This included turning around the fortunes of one of its flagship brands, Cosmopolitan, by developing a new distribution strategy involving running more events and giving away almost 100,000 free copies. 

Hearst UK posted a £5.4m pre-tax loss in its recent accounts.

"You’re never done, don’t get me wrong, but I sort of felt it was time to move on," Jones adds. "I’d done what I wanted to do in terms of making people see that company in a whole different way and grasp the opportunities in a print-based business in terms of what you can do with those magazine brands."

Industry observers credit her with doing a decent job in tough circumstances by holding profits steady in the core media business, even though Hearst UK posted a £5.4m pre-tax loss in its recent accounts.

Print advertising revenue has tumbled across the sector but Jones does not blame media agencies for seeking bigger margins outside publishing. She says, "It is always really quite complicated and everybody is under the pressure of being part of a holding company. Every chief executive has a margin to deliver, you have clients moving for no fees, how are they going to make money? They’re a business.

"I don’t think the blame lies anywhere particularly. It’s a complex web."

As magazines continue to compete with free websites for eyeballs, Jones wonders whether readers in 20 years’ time will decide they want to pay for high-quality editorial. She says, "I think this younger generation is a bit more focused on such things as the provenance of their food and the mission behind corporations, so maybe people will start thinking about content. It would be quite a good future to imagine."

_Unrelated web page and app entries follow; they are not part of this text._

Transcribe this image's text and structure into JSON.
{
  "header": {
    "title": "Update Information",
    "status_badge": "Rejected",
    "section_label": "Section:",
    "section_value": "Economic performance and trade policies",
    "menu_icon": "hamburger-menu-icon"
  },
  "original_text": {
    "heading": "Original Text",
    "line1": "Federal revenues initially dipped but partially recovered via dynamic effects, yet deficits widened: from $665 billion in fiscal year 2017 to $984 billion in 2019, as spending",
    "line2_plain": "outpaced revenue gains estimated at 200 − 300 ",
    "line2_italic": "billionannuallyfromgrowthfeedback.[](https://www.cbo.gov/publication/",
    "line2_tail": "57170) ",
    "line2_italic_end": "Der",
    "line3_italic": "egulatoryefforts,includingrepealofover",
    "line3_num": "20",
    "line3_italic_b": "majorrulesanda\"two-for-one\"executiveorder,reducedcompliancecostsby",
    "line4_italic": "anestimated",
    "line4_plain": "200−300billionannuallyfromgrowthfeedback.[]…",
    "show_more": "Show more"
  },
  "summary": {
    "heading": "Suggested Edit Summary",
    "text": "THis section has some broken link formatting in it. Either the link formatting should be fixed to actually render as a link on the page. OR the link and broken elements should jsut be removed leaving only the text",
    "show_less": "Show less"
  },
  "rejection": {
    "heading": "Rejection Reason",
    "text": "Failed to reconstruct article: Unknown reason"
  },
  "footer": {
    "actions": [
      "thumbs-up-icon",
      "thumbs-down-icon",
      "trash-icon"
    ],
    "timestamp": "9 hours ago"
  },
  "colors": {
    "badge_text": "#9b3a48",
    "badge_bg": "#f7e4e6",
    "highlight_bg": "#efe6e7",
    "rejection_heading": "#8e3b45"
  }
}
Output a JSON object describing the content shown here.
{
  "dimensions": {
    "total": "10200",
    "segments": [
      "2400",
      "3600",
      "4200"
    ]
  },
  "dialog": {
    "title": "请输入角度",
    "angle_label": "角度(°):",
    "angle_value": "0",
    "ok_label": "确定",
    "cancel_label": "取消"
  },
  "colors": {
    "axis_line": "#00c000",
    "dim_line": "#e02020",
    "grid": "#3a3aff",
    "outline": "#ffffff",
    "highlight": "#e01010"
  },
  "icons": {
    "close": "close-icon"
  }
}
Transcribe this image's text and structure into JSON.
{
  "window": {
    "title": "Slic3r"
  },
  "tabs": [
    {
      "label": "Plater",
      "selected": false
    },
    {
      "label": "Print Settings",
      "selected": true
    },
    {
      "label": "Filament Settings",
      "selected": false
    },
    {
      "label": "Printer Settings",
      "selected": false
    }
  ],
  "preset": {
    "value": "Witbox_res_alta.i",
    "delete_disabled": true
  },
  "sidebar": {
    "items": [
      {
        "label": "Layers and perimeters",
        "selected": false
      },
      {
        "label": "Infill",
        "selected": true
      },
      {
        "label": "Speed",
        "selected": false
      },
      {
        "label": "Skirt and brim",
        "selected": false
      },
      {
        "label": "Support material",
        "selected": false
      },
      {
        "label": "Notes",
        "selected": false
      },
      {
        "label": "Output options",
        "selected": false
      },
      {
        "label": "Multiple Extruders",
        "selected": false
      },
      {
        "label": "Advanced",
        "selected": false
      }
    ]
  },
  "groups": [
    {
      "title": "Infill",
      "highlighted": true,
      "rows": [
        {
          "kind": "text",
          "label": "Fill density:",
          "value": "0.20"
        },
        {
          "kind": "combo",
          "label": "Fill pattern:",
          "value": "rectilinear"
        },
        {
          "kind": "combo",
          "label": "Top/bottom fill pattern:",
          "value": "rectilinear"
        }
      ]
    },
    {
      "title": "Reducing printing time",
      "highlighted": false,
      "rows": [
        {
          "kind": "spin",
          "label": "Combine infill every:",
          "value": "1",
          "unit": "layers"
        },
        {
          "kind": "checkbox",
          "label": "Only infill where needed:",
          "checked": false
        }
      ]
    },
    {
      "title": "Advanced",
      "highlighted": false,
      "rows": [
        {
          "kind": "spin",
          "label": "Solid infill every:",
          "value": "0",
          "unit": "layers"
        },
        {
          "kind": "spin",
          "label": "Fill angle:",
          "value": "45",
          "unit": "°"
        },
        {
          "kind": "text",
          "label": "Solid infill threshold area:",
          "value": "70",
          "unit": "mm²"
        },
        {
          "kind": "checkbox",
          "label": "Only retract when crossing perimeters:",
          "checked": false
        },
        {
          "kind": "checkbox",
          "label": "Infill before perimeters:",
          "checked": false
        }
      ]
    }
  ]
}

As far as Jones’ future is concerned, there is a lot more she wants to do with AllBright. There are plans to open bases in Manchester and London for the start-ups, find some commercial partners for the academy and set up online content to provide founders "with inspiration and information".

Jones’ plans for the future are inspiring but it is hard to feel as confident about the future of the industry on which she has turned her back.

The lowdown

Age: 41
Lives: London NW2
Family: Husband Marcus and two children: Isabella, seven, and Alexander, four
Favourite media: All of it!
Interests: My children, pilates, baking
Last book read: The L-Shaped Room
Car: A very tired old Audi
One thing we don’t know about you... I’m allergic to apples